Weekly Torah Section: Tazria (Conceived) and Metzora (Leper) Leviticus 12:1-15:33,

Haftorah: II Kings 7:3-20

What binds these Torah sections and II Kings 7:3-20 together? Leprosy and Lepers are the common themes. What is leprosy? Today it is known as Hanson’s Disease. But what the scripture talks about is probably something else. In scripture when people had leprosy it was usually different types of skin problems, boils, rashes or psoriasis.

In II Kings we read of Elisha and how he followed Elijah as the prophet to the northern kingdom. The events here happened during the reign of King Joram, son of Ahab, the king of Syria. Ben Hadad had laid siege to the city and people had been reduced to eating their own children as prophesied in Deut. 28:53. In chapter 6 verse 25, it tells how bad it had become. We pick up the story in II Kings 7:3 where we see four lepers talking at the entrance to the city. Why were they outside the city?  The answer can be found in Leviticus 13:46. Because of their leprosy they were not allowed inside the city.

The lepers decided to go to the Syrian camp and upon arrival find it deserted. After eating, drinking and looting several tents, some of the lepers were troubled because they had not told anyone in the city the good news,  that the Syrian camp was empty and the Syrian soldiers had fled. In II Kings 7:9 the word in Hebrew the lepers used for the good news they had to tell was “basurah”. It is the same word used in the New Testament for the gospel. What was the good news they had not shared? It was the news that the city was saved.

Yeshua ministered to lepers often in the New Testament. He saw their healing as one of the signs of the kingdom of heaven. Lepers were a physical picture of the hopeless, helpless society. They were cut off from the Tabernacle and the Temple. In Luke 17:13 we hear our own cry, “Yeshua, Master, have mercy on us.” In a spiritual way we are represented by these lepers. We are cut off from G-d until we hear the good news. Sometimes we are content,  like these men were for awhile, to hoard what we have, just sitting around gorging ourselves on the treasures of heaven. We must, as they did here, go back to the city and share this good news that the Messiah loves the world and has come to seek us out.

Now in Leviticus the whole idea of leprosy is expanded upon. First, Leviticus is a literal handbook for priests. It was the first book learned by school children. Here in these two Torah sections we can see this clearly. Walda asked a good question today. She asked if we are a kingdom of priests. The New Testament says we are a nation of priests. As such, the book of Leviticus should speak to us very directly. How are we to spend our day? What is to be the overriding focus of our lives? What does it mean to be a priest? I want you to really think about this as you go through each day of the coming week. Then evaluate your thoughts and actions against what G-d reveals to us about what a priest should be doing.

Here in Leviticus we see the priest dealing with people, objects, and houses that have signs of leprosy.  First, let us look at the person with leprosy.

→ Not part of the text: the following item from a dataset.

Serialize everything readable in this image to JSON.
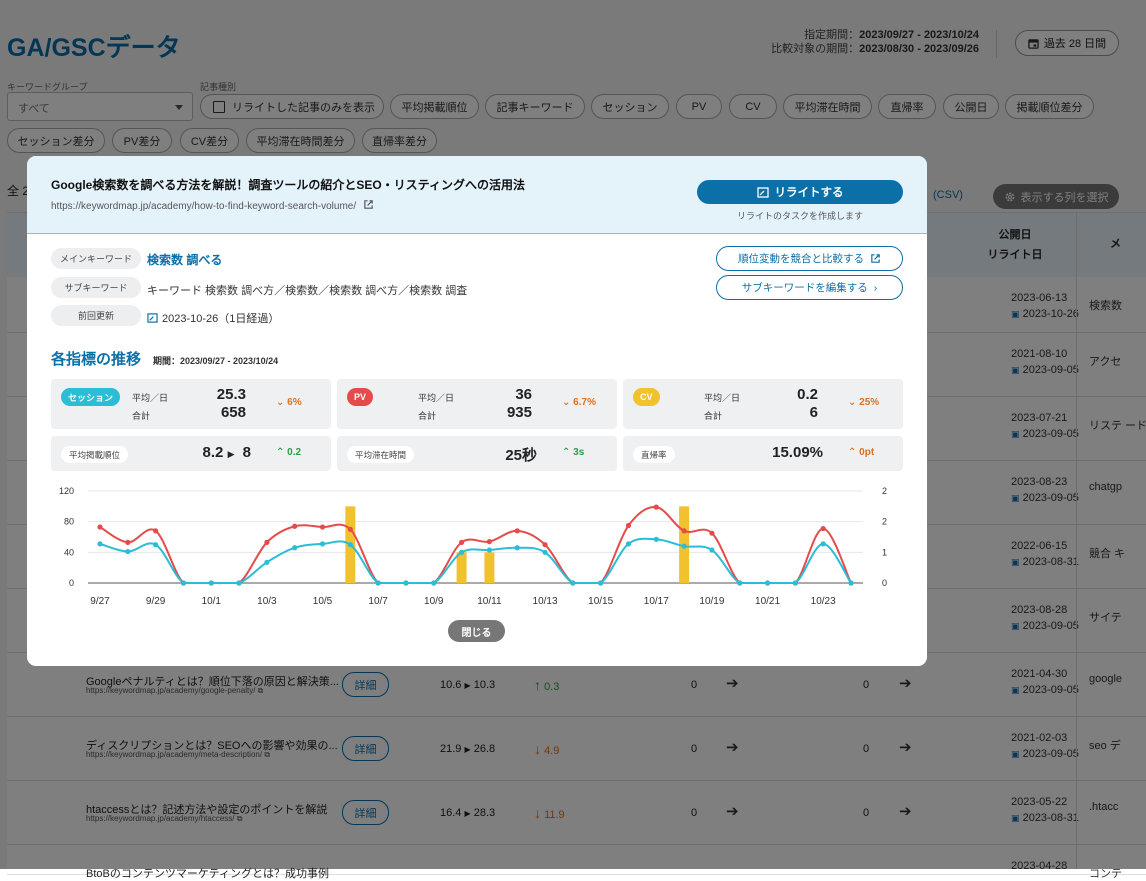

The person had to be examined by a priest to see if he truly had leprosy and also if he had been cleansed from it. If he was clean he then had to offer a sacrifice of two birds. One was killed over living water and its blood collected in an earthen jar. The second bird was dipped in the blood of the first and let go. Now, what symbolism do you see here? First, the leper could see that something had to die that he might be able to enter the camp again. The second bird would be a good spiritual picture of that entry as it fluttered away “Free as a bird.” In English the water is called “running water” but in Hebrew it is “living water” and means free flowing water. In John 7:38 Yeshua uses the phrase “living water” to describe the Spirit of G-d.  He spoke these words at Succoth, which is called the most joyous of holidays. One of the major themes of Succoth is living water. Water was collected and poured each day on the altar. Prayers were centered on praying for rain for the coming year in hopes of having an abundant harvest.  So symbolically we can see the people understanding this as Yeshua using the term “living water” flowing out of us was to be a sign first of us being in right relationship to the Father. The same as here in Leviticus, the leper had been restored.  A product of our restoration would be joy and abundance in our spiritual life as we, as priests, minister to His people.

Also, a person’s clothes and house could contract leprosy. How can that be? One way could be that these things being in close contact with the person took on his ailment so to speak. There is good reason to believe that this problem was connected with sin. A guilt offering and sin offering had to be given. So these problems could be G-d’s discipline for not dealing with sin in the person’s life. The sin could be a number of things but Jewish teachers believe it could possibly be the sin of slander and gossip. The words we use are powerful and have an effect on us and things around us. So, it is important how we as priests use our words.